geopolitics-00602
"Rafale (head-on)" by Phil Bull is licensed under CC BY-SA 2.0




Published 1 day ago on August 4, 2020

In the midst of great fanfare, the Indian Air force inducted five French-made Rafales into its inventory. These are the first five of a batch of 36 Rafale fighters purchased by New Delhi in a controversial multibillion-dollar deal. The planes are inducted over the longstanding demand of the IAF to diversify its inventory. The Rafales landed at the airbase at Ambala for rapid deployment amid rising tensions with China. The big question, however, is, if five Rafales change the strategic balance in India’s favor?

The answer is a big no! When comparing the Rafale with the J-20, there frankly is not much of a comparison. Acording to Global Times, Chinese expertsinsisted that the Rafale is only a third-plus generation fighter, and does not stand much of a chance against a stealth fifth-generation fighter like the J-20. The J-20 is a complete 5th Generation stealth fighter while the Rafale only has some stealth features. At most the Rafale is a 4th Generation Fighter and no doubt it would breathe new life into the IAF, but India already has Su-30s which are 4th generation too. It is not that the 4th Generation fighter is a new thing for the IAF. If so, then why all the fanfare?

India’s top twitter trend since the 29th of July was all about Rafales. Hashtags like RafaleInIndia, RafalepowersIndia, and the likes were trending in the Indian social media circles. The ruling BJP took full credit over the landings and India’s mainstream media gave the jets a red-carpet welcome, televising their whole 7000 Km journey from Bordeaux, France. Such a welcome is unparalleled in aviation history, as if a Messiah has arrived. Not to mention, Rafale is a French Made Fighter, and since when have imported products become a source of national pride?

The “Rafale obsession” can rightly be explained by the phenomena of “Delusions of Grandeur” which unfortunately has gripped India thanks to its mainstream populist media. India is the 2nd largest population and with its great human resource it is no-doubt poised to be one of the major players in global politics. But it is too soon to consider itself as a regional power, let alone a global one.

The “Rafale obsession” also plays well with the ruling BJP. Clearly, in the recent tensions along the LAC, India woke up to a vigilant and vibrant PLA on its borders, something that New Delhi did not expect. At least not under the current increased US maximum pressure campaign. After the unfortunate death of 20 Indian soldiers, and the rising domestic pressure on the failure to control COVID-19 infections, the arrival of Rafales provided badly needed face-saving to the BJP leadership.
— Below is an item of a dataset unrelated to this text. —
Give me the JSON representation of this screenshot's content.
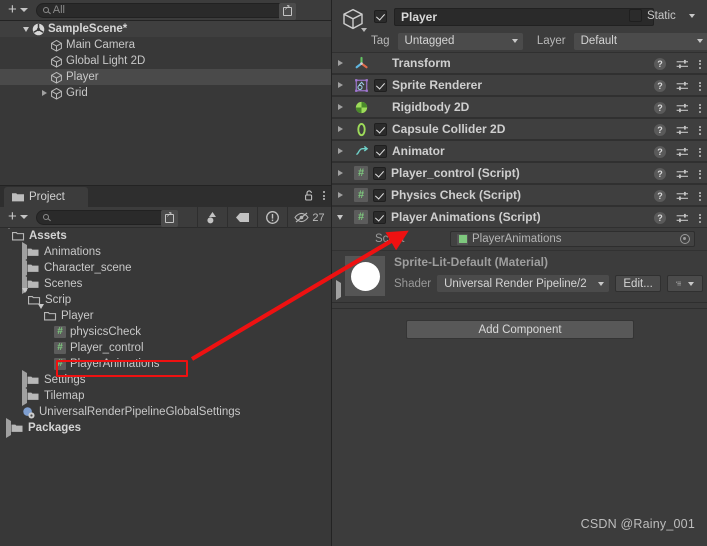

But what is truly alarming is when the leadership can’t distinguish between myth and reality.

In a veiled threat to China, India’s Defense Minister Rajnath Singh on the arrival of the Rafales tweeted about the Rafales capability and how India’s neighbors should be worried. This is a very dangerous trend as it shows that even India’s top political leadership is having Delusions of Grandeur. It is very pertinent that the Indian leadership should be fully aware of its military capabilities otherwise there is a chance of gross miscalculation on their part. Overestimating military capabilities can lead to sudden unfounded confidence in one’s limited capabilities. In such circumstances it might be very easy to climb up the escalation ladder, only to realize later that the capabilities at hand are limited. The events of the 27th February 2019 serve as a stark reminder to the dilemma at hand.